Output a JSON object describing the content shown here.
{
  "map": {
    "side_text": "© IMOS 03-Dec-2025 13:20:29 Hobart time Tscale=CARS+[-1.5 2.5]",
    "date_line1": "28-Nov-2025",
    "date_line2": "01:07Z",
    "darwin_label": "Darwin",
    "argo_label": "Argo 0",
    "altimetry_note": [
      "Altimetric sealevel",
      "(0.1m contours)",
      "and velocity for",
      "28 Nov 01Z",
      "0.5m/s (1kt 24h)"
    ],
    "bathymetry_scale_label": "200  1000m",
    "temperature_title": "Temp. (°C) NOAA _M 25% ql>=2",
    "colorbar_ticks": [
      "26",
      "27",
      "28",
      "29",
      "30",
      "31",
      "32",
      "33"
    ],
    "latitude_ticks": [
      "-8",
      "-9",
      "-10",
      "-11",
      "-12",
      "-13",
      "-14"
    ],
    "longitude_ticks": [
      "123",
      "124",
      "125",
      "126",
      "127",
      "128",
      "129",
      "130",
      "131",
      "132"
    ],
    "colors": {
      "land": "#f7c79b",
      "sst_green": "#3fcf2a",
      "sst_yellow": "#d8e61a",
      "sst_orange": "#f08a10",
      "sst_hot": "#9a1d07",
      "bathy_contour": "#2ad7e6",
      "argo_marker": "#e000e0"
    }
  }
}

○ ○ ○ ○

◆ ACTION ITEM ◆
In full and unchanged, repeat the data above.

◆ SOLUTION FOR THIS PROBLEM ◆
Output a JSON object describing the content shown here.
{
  "map": {
    "side_text": "© IMOS 03-Dec-2025 13:20:29 Hobart time Tscale=CARS+[-1.5 2.5]",
    "date_line1": "28-Nov-2025",
    "date_line2": "01:07Z",
    "darwin_label": "Darwin",
    "argo_label": "Argo 0",
    "altimetry_note": [
      "Altimetric sealevel",
      "(0.1m contours)",
      "and velocity for",
      "28 Nov 01Z",
      "0.5m/s (1kt 24h)"
    ],
    "bathymetry_scale_label": "200  1000m",
    "temperature_title": "Temp. (°C) NOAA _M 25% ql>=2",
    "colorbar_ticks": [
      "26",
      "27",
      "28",
      "29",
      "30",
      "31",
      "32",
      "33"
    ],
    "latitude_ticks": [
      "-8",
      "-9",
      "-10",
      "-11",
      "-12",
      "-13",
      "-14"
    ],
    "longitude_ticks": [
      "123",
      "124",
      "125",
      "126",
      "127",
      "128",
      "129",
      "130",
      "131",
      "132"
    ],
    "colors": {
      "land": "#f7c79b",
      "sst_green": "#3fcf2a",
      "sst_yellow": "#d8e61a",
      "sst_orange": "#f08a10",
      "sst_hot": "#9a1d07",
      "bathy_contour": "#2ad7e6",
      "argo_marker": "#e000e0"
    }
  }
}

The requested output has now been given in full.